Rita said, “well from what I could guess, based only on a bit of visual evidence, is that these people were down-and-out. Maybe they thought I would have some nice expensive dresses that they could sell. They must have tossed them out the window once they looked in the bag and realized what cheap clothes we wear! Too bad they threw the bag right next to the stanchions that hold up the bridge.”
The three of us then had a good laugh about the financial conditions of employment in state universities in Massachusetts and the likelihood of a thief finding valuable finery in any of our laundry. (Our Commonwealth has ranked in recent decades in the bottom 10% of all states when it comes to investing in public higher education. Faculty are paid considerably better in the public universities of Missouri or New Mexico or almost any random state you want to name.)
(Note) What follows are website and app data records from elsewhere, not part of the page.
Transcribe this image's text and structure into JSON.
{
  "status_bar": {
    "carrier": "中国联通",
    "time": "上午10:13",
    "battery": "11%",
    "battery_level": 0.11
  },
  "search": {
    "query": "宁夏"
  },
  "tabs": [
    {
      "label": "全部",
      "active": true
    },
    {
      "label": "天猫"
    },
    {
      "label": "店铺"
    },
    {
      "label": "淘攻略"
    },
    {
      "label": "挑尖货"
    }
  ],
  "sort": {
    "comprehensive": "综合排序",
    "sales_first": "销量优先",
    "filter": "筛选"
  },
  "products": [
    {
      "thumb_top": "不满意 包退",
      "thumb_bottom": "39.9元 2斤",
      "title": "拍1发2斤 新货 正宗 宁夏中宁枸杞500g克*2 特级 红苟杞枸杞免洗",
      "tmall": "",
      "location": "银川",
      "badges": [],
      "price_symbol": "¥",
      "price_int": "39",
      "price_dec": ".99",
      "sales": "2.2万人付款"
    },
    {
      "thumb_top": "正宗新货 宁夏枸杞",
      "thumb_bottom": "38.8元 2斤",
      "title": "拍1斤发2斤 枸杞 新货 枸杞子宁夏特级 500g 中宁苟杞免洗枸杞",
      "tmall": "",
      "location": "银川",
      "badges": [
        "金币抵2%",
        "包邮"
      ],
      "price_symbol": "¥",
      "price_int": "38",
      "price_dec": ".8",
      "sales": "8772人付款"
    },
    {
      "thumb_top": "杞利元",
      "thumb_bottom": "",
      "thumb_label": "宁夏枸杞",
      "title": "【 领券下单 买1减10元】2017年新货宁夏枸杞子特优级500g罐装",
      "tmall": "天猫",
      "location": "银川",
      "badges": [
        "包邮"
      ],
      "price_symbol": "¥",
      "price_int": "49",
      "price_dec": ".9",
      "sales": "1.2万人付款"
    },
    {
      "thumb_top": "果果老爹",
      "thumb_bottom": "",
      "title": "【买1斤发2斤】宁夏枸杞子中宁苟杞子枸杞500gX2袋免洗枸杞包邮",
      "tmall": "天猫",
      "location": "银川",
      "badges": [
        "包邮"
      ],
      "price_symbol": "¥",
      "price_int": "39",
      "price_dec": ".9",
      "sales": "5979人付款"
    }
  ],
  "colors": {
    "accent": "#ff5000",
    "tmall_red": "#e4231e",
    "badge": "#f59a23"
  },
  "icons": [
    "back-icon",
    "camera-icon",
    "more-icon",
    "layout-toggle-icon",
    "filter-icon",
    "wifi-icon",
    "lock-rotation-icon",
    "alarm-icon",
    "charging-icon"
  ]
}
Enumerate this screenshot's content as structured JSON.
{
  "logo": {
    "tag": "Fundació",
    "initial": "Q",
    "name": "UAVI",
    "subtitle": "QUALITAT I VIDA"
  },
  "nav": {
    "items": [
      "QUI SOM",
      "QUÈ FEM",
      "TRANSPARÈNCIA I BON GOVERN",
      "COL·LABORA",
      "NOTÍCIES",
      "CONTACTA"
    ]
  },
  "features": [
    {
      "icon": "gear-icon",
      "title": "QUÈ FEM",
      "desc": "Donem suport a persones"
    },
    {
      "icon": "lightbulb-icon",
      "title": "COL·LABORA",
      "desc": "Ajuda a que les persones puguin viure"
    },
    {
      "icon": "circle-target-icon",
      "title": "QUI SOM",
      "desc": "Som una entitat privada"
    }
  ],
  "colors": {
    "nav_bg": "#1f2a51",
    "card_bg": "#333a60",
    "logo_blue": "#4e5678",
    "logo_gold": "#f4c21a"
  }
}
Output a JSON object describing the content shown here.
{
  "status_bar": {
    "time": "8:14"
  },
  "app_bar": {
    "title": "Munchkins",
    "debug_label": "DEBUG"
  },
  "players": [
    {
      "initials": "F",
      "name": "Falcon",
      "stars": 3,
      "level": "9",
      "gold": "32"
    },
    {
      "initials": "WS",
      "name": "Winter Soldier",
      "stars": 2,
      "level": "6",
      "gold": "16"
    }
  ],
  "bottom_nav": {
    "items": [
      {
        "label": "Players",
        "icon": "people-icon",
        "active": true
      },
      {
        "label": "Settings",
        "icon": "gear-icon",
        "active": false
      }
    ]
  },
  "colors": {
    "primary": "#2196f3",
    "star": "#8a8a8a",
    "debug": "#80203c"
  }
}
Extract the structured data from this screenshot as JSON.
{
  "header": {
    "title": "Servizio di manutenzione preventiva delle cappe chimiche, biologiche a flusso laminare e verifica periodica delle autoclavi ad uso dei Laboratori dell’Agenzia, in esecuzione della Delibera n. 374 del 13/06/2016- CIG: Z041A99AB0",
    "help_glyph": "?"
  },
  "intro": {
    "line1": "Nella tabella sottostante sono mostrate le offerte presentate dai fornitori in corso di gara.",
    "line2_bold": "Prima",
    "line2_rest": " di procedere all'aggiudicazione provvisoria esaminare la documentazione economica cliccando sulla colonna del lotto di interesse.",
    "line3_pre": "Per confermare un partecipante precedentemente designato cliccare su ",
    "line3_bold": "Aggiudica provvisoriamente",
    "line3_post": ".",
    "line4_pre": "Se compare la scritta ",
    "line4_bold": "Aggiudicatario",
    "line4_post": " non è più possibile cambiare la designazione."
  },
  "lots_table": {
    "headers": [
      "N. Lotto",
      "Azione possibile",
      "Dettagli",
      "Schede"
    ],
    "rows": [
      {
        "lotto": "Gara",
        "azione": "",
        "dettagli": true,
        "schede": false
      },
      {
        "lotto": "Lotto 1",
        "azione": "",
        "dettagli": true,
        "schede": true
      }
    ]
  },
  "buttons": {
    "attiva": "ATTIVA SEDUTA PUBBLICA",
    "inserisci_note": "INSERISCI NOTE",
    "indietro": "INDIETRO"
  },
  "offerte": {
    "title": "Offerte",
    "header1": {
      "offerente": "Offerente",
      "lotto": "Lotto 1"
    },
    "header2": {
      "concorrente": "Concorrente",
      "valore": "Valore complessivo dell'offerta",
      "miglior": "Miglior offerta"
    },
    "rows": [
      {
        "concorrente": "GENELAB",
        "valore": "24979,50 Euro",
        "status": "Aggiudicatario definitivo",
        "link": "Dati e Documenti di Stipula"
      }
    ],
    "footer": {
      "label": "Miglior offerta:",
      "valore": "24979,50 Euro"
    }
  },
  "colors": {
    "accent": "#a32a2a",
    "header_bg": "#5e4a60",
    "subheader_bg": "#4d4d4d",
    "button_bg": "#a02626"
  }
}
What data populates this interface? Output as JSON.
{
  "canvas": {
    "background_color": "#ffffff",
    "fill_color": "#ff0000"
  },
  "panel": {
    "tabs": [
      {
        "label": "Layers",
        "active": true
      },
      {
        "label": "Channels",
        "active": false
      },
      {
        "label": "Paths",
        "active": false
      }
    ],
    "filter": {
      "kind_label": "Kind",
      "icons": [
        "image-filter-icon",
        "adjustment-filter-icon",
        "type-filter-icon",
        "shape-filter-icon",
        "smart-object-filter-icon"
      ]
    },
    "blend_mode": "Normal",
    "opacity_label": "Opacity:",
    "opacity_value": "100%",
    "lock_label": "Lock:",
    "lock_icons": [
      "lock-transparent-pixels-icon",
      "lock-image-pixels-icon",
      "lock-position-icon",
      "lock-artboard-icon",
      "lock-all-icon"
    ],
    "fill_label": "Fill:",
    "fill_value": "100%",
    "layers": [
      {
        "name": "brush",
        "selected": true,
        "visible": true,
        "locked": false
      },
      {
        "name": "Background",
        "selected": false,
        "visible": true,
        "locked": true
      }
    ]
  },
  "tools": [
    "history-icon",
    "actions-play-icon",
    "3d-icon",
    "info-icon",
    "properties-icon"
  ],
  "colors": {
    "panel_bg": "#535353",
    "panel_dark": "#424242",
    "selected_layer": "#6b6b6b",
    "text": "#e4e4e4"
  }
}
Sure enough, the word came out in the newspaper soon after that the suspected explosive device lying so close to the concrete pillars holding up the four-lane Veterans Memorial Bridge was “full of dirty clothes.” Which was an unfair knock on the Thrifty Bundle–since Rita had put those clothes through the washer and the dryer there.
My student Tracy was sitting in the hallway when I arrived to unlock my office–but not because I was late; only because she was early, Wow, did I have a story to share with her before we talked about her courses for the spring semester.
You see? This really was a laundry story.
P.S. To substantiate some elements of the story, visit this hyperlink: https://www.iberkshires.com/blog/2416/northadamsregionalreopensafterbombscare.html?bid=750
Dale Borman Fink retired in 2020 from Massachusetts College of Liberal Arts in North Adams, MA, where he taught courses related to research methods, early childhood education, special education, and children’s literature. Prior to that he was involved in childcare, after-school care, and support for the families of children with disabilities. Among his books are Making a Place for Kids with Disabilities (2000) Control the Climate, Not the Children: Discipline in School Age Care (1995), and a children’s book, Mr. Silver and Mrs. Gold (1980). In 2018, he edited a volume of his father's recollections, called SHOPKEEPER'S SON.